Social Conflict 4: Learning and Decision-making Preferences

Synopsis: All women with ovarian cancer deserve the opportunity to learn everything they would like to know about their disease — especially their individual case — and to make fully-informed decisions. But patients face many different sources of information, many of which were not designed with their interests in mind. Furthermore, patients and members of their support networks may all have their own styles of learning and making decisions; inflexible health systems often cannot adapt to a variety of individual preferences.

Patient voices“You can get caught up in it all. My husband had to ban me from the Internet.

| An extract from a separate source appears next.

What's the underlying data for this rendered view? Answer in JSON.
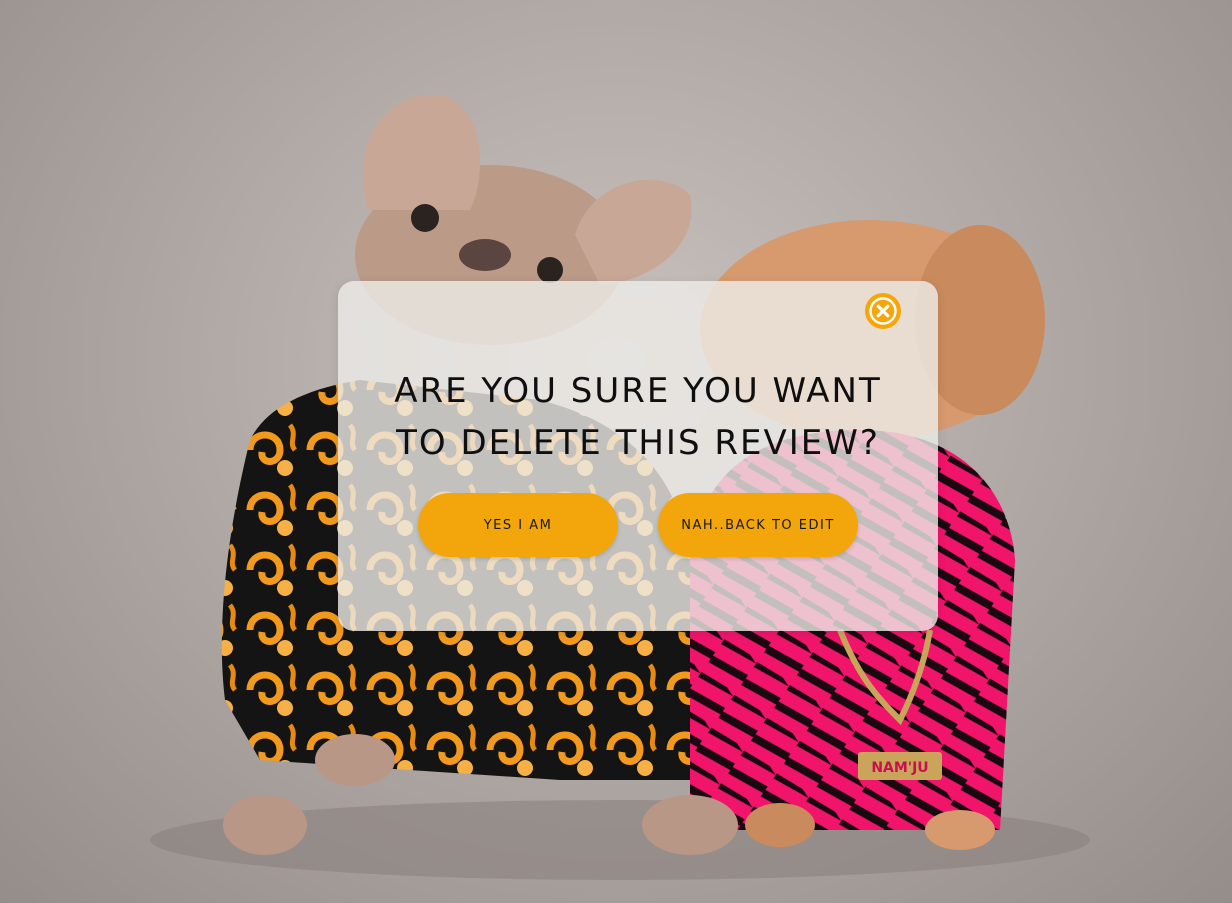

He knew me. Because you see the statistics, you see the stages, you know what stage you’re in, and then – you just freeze.”

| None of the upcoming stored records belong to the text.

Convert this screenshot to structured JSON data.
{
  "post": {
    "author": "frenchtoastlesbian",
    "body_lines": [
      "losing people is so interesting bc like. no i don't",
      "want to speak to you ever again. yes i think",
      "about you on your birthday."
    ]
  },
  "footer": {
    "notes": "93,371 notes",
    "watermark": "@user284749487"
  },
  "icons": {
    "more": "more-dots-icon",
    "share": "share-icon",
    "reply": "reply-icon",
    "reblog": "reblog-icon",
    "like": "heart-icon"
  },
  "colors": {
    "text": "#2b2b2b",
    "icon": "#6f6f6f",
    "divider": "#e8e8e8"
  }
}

“I shut down, mentally. I had three kids at home, and one of them was 11, and, you know, the thought that I wouldn't be there for a high school graduation, or a prom, or a -- it just was unfathomable to me. I just stopped. I just -- You know, I was on autopilot. And fortunately, my sister did all the reading, and she learned everything there was to know. And she made a lot of decisions for me, and walked me through it. Because unfortunately, you have to learn. You have to.”

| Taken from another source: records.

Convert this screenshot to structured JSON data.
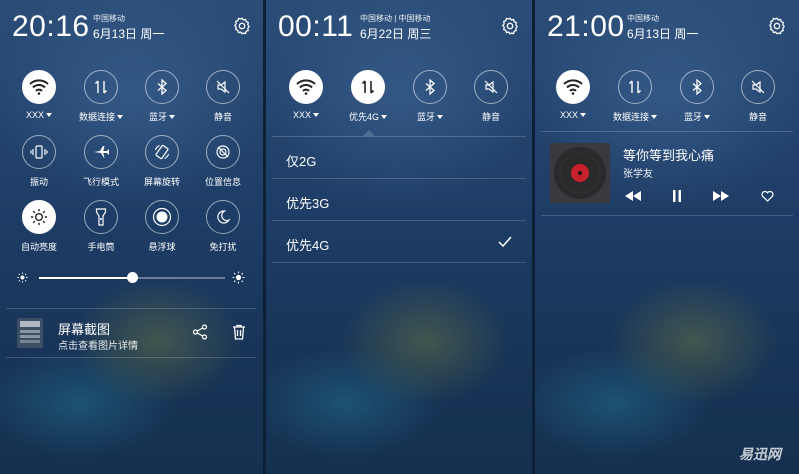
{
  "panel1": {
    "time": "20:16",
    "carrier": "中国移动",
    "date": "6月13日 周一",
    "toggles": [
      {
        "label": "XXX",
        "icon": "wifi-icon",
        "on": true,
        "dropdown": true
      },
      {
        "label": "数据连接",
        "icon": "data-connection-icon",
        "on": false,
        "dropdown": true
      },
      {
        "label": "蓝牙",
        "icon": "bluetooth-icon",
        "on": false,
        "dropdown": true
      },
      {
        "label": "静音",
        "icon": "mute-icon",
        "on": false,
        "dropdown": false
      },
      {
        "label": "振动",
        "icon": "vibrate-icon",
        "on": false,
        "dropdown": false
      },
      {
        "label": "飞行模式",
        "icon": "airplane-icon",
        "on": false,
        "dropdown": false
      },
      {
        "label": "屏幕旋转",
        "icon": "rotate-icon",
        "on": false,
        "dropdown": false
      },
      {
        "label": "位置信息",
        "icon": "location-icon",
        "on": false,
        "dropdown": false
      },
      {
        "label": "自动亮度",
        "icon": "brightness-icon",
        "on": true,
        "dropdown": false
      },
      {
        "label": "手电筒",
        "icon": "flashlight-icon",
        "on": false,
        "dropdown": false
      },
      {
        "label": "悬浮球",
        "icon": "float-ball-icon",
        "on": false,
        "dropdown": false
      },
      {
        "label": "免打扰",
        "icon": "moon-icon",
        "on": false,
        "dropdown": false
      }
    ],
    "brightness_level": 0.5,
    "notification": {
      "title": "屏幕截图",
      "subtitle": "点击查看图片详情"
    }
  },
  "panel2": {
    "time": "00:11",
    "carrier": "中国移动 | 中国移动",
    "date": "6月22日 周三",
    "toggles": [
      {
        "label": "XXX",
        "icon": "wifi-icon",
        "on": true,
        "dropdown": true
      },
      {
        "label": "优先4G",
        "icon": "data-connection-icon",
        "on": true,
        "dropdown": true
      },
      {
        "label": "蓝牙",
        "icon": "bluetooth-icon",
        "on": false,
        "dropdown": true
      },
      {
        "label": "静音",
        "icon": "mute-icon",
        "on": false,
        "dropdown": false
      }
    ],
    "network_options": [
      {
        "label": "仅2G",
        "selected": false
      },
      {
        "label": "优先3G",
        "selected": false
      },
      {
        "label": "优先4G",
        "selected": true
      }
    ]
  },
  "panel3": {
    "time": "21:00",
    "carrier": "中国移动",
    "date": "6月13日 周一",
    "toggles": [
      {
        "label": "XXX",
        "icon": "wifi-icon",
        "on": true,
        "dropdown": true
      },
      {
        "label": "数据连接",
        "icon": "data-connection-icon",
        "on": false,
        "dropdown": true
      },
      {
        "label": "蓝牙",
        "icon": "bluetooth-icon",
        "on": false,
        "dropdown": true
      },
      {
        "label": "静音",
        "icon": "mute-icon",
        "on": false,
        "dropdown": false
      }
    ],
    "music": {
      "song": "等你等到我心痛",
      "artist": "张学友"
    }
  },
  "watermark": "易迅网",
  "colors": {
    "accent_red": "#c8202a",
    "panel_blue": "#1e3d66"
  }
}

Group analysis: Our patient discussion groups revealed a wide range of reactions and attitudes toward how much information patients need to absorb about their condition and how fast. However, there was an overall consensus around the idea of “self-advocacy” and “knowing your cancer.” Including nurses and other advocates in the conversation, however, revealed the limits of this paradigm — some patients will simply never be able to understand all the facts about their cancer, they said. The only responsible course is to give patients a choice among different learning and decision-making styles that take account of their individual needs. One point of consensus did emerge across all groups, however — to whatever extent possible, dynamic and interpersonal modes of learning are far more effective than more passive print or online resources.

Design principle: Any new resource for ovarian cancer patients must respect a broad range of learning and decision-making preferences. Any new resource should incorporate as much real, interpersonal interaction as possible.

<— Social Conflict 3: Treatment and Consent

Social Conflict 5: Changing Identities —>